Digression is a professional hazard.

I put on my swagger suit and willed myself to Igneous. If you’ve never been there, keep it that way. The place is all twisted windows, crooked walls, and the muted stink of death. And chilly. I half-think that’s why so many undead call the place home. It’s always cool in Igneous, not quite cold, but cool enough to slow down rot. Never mind that the place is crawling with necromancers who’ll patch up your lifeless husk to your exact specifications. I drew plenty of stares just for being on the living side of the grave. I stared right back, a hairsbreadth grin letting them know I meant business.

Igneous is an easy place to get jumped, and a hard place to get found. It took me the better part of an hour just to pick the right bar, and I dropped two cutpurses and a gorgon mugger in that span. All, might I add, without recourse to a single blast of sound. I might not have been a brilliant swordsman, but I was good enough to take down gutter trash. The fellows in the Worm’s Abode were a step above gutter trash, though, and I made sure I picked out all the exits when I walked into the place.

The goal is to have the collection (which will also include some songs I wrote “as” Dinadan) available in early February.

Ghosts of the Old City

My NaNo project. I have fixed some of the continuity problems in the opening chapters, and cleaned up some speed-induced wordiness. There are more tweaks to make, and probably some more substantive problems that I’m in too close to see. I hope to have a six-chapter segment (about 22,000 words) out to my alpha readers in the next two or three weeks. To whet your appetite, here’s the first part of the prologue:

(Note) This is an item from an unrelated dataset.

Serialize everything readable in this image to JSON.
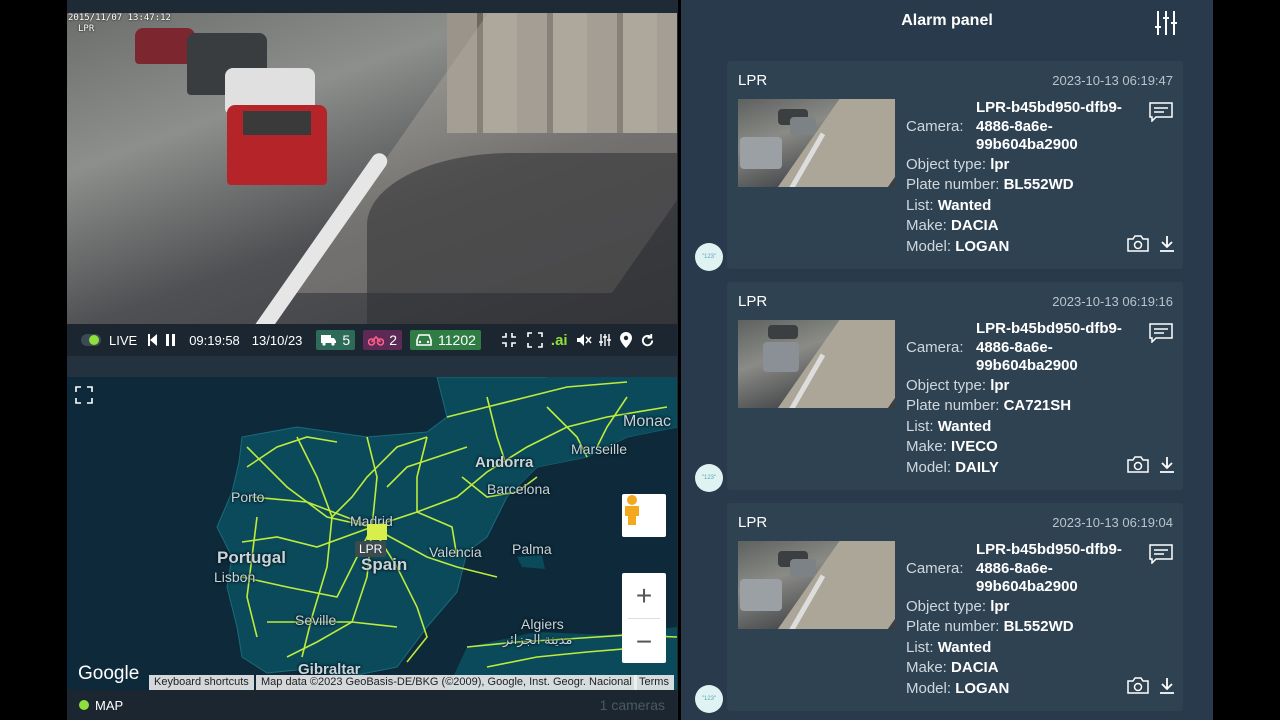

Maedoc was beginning to lose count of his new starts. The first ones had been his father’s, really: the grand tour of the Cliff States, the ill-fated attempt to buy a title in the merchant city of Mors, the ultimately futile effort to reconcile with Parukhi aristocracy after the Fairworth Treason. By then, Maedoc had begun to make his own new starts: the belated apprenticeship, the brief stint in politics, the gambling in Varna, the pitchforks in Dobrukh, the cattle herd in Ambhol, the second round of gambling in Varna…the terrible, terrible year he’d spent as a junior officer in the Three Rivers War…the third and presumably final round of gambling in Varna, in which he’d only just kept his hands attached at the wrists. And now Maedoc was on a train to Sakurdrilen for yet another attempt at pushing his life into some sort of recognizable shape.

The coach was noisy, but it was far better than steerage. Maedoc was grateful his accent and a few choice words had won him free of that smell. Here amongst the petit-bourgeois, he was instead intensely conscious of his jacket’s threadbare elbows and his boots’ eroded heels. The services of a barber would not have gone amiss either. Still, he put on his best smile, nodded politely at the few other passengers who made eye contact, and tried to get some sense of the place he might someday manage to call home.

Maedoc had never been this far north. He’d seen Shehru territory during the war, of course, but that had been in the hill country. Technically, this broken valley was part of the Republic now, but it still seemed…foreign. The farmsteads were low and stone-walled; the small villages the train sped by seemed too quiet and dark. The fields were small and, though green, did not sing lush songs. Aside from the painted doors, the buildings were as dark as the expanses of bare stone visible here and there. The Heron sometimes disappeared into crevasses, emerging a few furlongs away in angry waterfalls as it leapt and plunged toward the distant bay. Perhaps in the sun, Maedoc thought, it will look less dreary.

Here and there—and more often as the train approached Sakurdrilen—Maedoc spotted newer farmholds. Parukhi farmholds with wooden fences and long-haired sheep in the yards. Children in loose trousers and jackets watched the sheep. Their fathers watched from porches, unsmiling. How many are veterans given a piece of Shehru as a discharge payment? Land was a powerful incentive for soldiers, he knew, but he also guessed that ‘retirement’ was not always as pleasant as it sounded when the enemy was shooting at you. There would be more former soldiers in Sakurdilen. Active duty ones, too. Six years was not all that long for a war to be over.